─── Excerpted records ───

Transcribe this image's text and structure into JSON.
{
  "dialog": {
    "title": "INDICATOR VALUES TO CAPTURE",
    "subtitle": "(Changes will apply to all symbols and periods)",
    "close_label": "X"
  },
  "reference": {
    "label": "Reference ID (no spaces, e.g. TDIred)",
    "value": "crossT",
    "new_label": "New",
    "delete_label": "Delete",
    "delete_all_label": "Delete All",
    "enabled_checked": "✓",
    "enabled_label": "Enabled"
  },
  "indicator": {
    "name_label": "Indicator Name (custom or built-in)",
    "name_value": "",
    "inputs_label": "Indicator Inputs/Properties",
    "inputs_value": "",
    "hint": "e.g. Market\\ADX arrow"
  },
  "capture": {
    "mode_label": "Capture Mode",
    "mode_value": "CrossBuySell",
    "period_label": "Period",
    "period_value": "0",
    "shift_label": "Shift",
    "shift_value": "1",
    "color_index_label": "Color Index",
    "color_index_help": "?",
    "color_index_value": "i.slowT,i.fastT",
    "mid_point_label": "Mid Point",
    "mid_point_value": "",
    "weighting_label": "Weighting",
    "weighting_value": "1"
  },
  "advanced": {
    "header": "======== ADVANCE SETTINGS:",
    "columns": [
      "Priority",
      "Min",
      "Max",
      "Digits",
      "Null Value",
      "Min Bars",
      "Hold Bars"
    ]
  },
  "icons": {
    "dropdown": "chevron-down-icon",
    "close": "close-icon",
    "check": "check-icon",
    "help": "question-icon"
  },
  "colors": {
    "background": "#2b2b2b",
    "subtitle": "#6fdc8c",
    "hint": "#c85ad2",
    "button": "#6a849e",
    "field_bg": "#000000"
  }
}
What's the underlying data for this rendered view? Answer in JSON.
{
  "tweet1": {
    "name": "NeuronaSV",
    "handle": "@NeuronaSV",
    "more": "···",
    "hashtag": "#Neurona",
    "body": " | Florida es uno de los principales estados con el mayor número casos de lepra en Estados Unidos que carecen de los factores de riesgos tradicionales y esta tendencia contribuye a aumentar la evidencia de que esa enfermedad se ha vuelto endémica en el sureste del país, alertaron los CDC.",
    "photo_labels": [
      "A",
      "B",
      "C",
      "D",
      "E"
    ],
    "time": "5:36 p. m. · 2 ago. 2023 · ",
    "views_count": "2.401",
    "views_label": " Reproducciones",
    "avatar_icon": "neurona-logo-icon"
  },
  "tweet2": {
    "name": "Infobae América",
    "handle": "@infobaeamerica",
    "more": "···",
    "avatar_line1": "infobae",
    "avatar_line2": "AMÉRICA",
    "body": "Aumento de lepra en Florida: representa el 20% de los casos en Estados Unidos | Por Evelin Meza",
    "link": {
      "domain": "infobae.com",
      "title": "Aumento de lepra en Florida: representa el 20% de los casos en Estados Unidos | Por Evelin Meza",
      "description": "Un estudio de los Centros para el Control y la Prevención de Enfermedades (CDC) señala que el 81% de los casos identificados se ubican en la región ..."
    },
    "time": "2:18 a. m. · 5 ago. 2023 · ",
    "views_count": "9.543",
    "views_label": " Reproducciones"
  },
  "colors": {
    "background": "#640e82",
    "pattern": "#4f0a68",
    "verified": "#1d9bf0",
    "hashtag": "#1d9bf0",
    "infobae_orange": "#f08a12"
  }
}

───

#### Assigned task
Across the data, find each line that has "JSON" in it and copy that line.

#### Solution for this problem
Transcribe this image's text and structure into JSON.
What's the underlying data for this rendered view? Answer in JSON.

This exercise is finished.